It is not a stretch to say the contract with Amey was far from the deal of a lifetime, but it is a deal with the devil, with pay-off set to last for another 14 years. The Street Trees Inquiry revealed that Amey paused the tree replacement programme for the final time on 26 March 2018. They could and should have done that earlier; pressure from the council to keep going deterred them for too long. Labour had its finger on the kill switch and didn’t flinch!
Cllr Johnson made an equally damning assessment of the contract, saying, “The PFI contract was a massive deal, and it was always going to end in tears for the council.
“There are some things councils have to use private contracts for and there can be no issues whatsoever, but in this case there was simply no value for the taxpayers money, which went a long way towards funding the project.”
According to Sheffield Tree Action Group, an ‘umbrella-group” of local campaign groups against the felling, the scheme will have cost a whopping £2.2 billion – at least – over the contract’s lifetime, when it comes to a close in a relatively distant 2037.
Despite promises they have learned their lessons and admit they “got some things wrong”, between 2012 and 2015, Amey and the council thought the Streets Ahead programme was proceeding well and failed to take serious advice from a number of experts as a result, according to the Inquiry.

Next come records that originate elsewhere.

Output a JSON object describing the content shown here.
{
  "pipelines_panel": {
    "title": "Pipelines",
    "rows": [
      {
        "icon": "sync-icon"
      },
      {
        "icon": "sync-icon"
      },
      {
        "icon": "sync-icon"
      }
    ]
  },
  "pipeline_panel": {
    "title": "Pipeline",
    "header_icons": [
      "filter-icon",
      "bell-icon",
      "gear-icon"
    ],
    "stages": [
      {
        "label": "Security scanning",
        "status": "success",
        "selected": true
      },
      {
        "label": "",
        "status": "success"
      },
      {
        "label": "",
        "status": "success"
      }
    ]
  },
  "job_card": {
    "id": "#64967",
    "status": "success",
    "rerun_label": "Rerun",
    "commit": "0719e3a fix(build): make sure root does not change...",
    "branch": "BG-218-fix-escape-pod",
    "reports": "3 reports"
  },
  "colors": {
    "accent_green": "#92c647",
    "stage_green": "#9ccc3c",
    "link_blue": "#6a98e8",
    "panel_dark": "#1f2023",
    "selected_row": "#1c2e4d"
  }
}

Not just experts, the council ignored the public too. Cllr Johnson says, “There was no consultation with the public at any stage, from when the contract began and up to now. There was a clear contempt for the public.”
Sheffield’s tree massacre is symptomatic of a bigger issue: putting profit incentives before the environment, and before democracy. Cllr Johnson thinks more equal power sharing could tip the balance in the right way in regard to this issue.

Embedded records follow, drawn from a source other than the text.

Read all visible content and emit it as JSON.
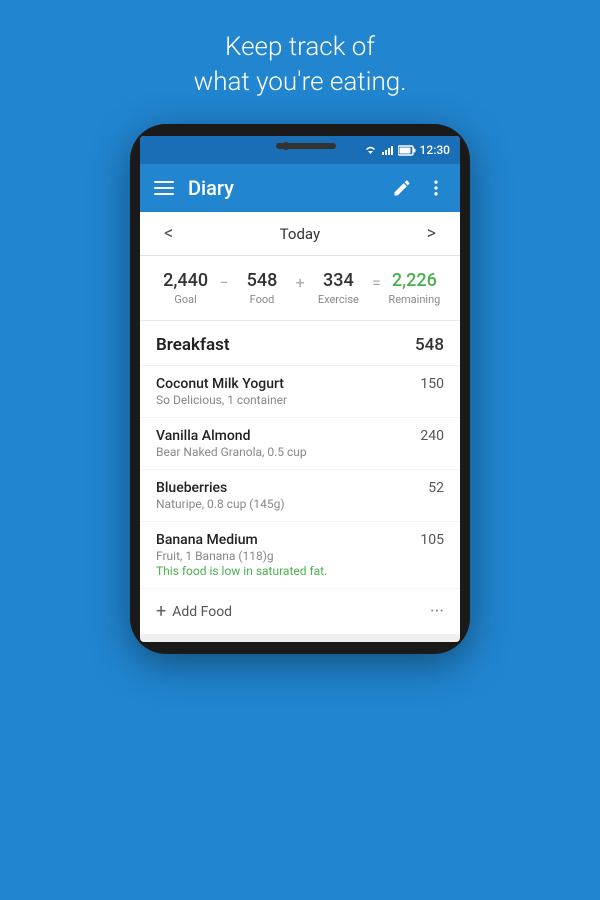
{
  "header": {
    "line1": "Keep track of",
    "line2": "what you're eating."
  },
  "status_bar": {
    "time": "12:30"
  },
  "toolbar": {
    "title": "Diary"
  },
  "date_nav": {
    "label": "Today",
    "prev_arrow": "<",
    "next_arrow": ">"
  },
  "calories": {
    "goal_value": "2,440",
    "goal_label": "Goal",
    "food_value": "548",
    "food_label": "Food",
    "exercise_value": "334",
    "exercise_label": "Exercise",
    "remaining_value": "2,226",
    "remaining_label": "Remaining"
  },
  "meals": [
    {
      "name": "Breakfast",
      "calories": "548",
      "items": [
        {
          "name": "Coconut Milk Yogurt",
          "detail": "So Delicious, 1 container",
          "calories": "150",
          "note": null
        },
        {
          "name": "Vanilla Almond",
          "detail": "Bear Naked Granola, 0.5 cup",
          "calories": "240",
          "note": null
        },
        {
          "name": "Blueberries",
          "detail": "Naturipe, 0.8 cup (145g)",
          "calories": "52",
          "note": null
        },
        {
          "name": "Banana Medium",
          "detail": "Fruit, 1 Banana (118)g",
          "calories": "105",
          "note": "This food is low in saturated fat."
        }
      ],
      "add_food_label": "Add Food"
    }
  ]
}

“In a more proportional representation system, the views of the smaller parties are more valid, as well as there being more checks and balances through power sharing. Many other countries elsewhere in Europe use this system, and I don’t see why it wouldn’t work for the central government in this country.”

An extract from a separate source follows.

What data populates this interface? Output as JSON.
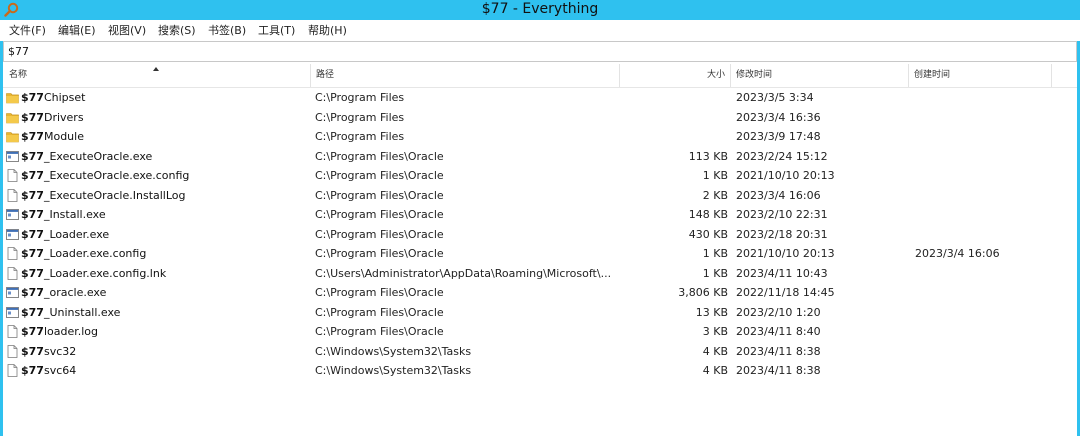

But how can we, the more environmentally conscious and scared stiff of the concept, grapple with politicians’ mealy-mouthing and incompetence, and fight back?
Practise what you preach at the very least, and get directly involved in the system, according to Cllr Johnson. He says, “I think it is important for people to think about who they are and how they can help their local community first, by volunteering and campaigning for example.
“Political parties are an important part of change, but don’t get into politics if you don’t want to help people. That’s what we want in the Green Party.”
An overdue flogging for logging
Punching Up gave political springwatch a go, and dear god we spotted some shockers
Let’s be clear, deforestation is no joke, but humour is a coping mechanism if nothing else. From a party which displays an oak tree as its logo, ten years of Tory rule has planted a seed of irony as well as doubt, to say the least.
According to Global Forest Watch, in 2010, the UK had 3.5m hectares of natural forest, extending over 20% of its land area. In 2021, it lost 5,250 hectares of natural forest. Forest coverage has decreased by 14% since 2001.
A more precise measurement of carelessness and incompetence? Take HS2. According to The Woodland Trust, the planned Phase 2b line between Crewe and Manchester, on track to finish between 2040 and 2045, will put 18 of the UK’s ancient woodlands under direct threat of destruction as well as 14 veteran trees.
Take to the streets of Plymouth for an even more recent example, where a total of 110 trees were felled as part of the ‘£12.7m regeneration project’, before an injunction halted the work, leaving just 16 trees standing.
Plymouth City Council agreed to conduct an independent review of decision-making that led to the night-time felling of trees.
In this case, the local government clearly saw the writing was on the wall, as council leader Richard Bingley resigned ahead of a vote of no confidence.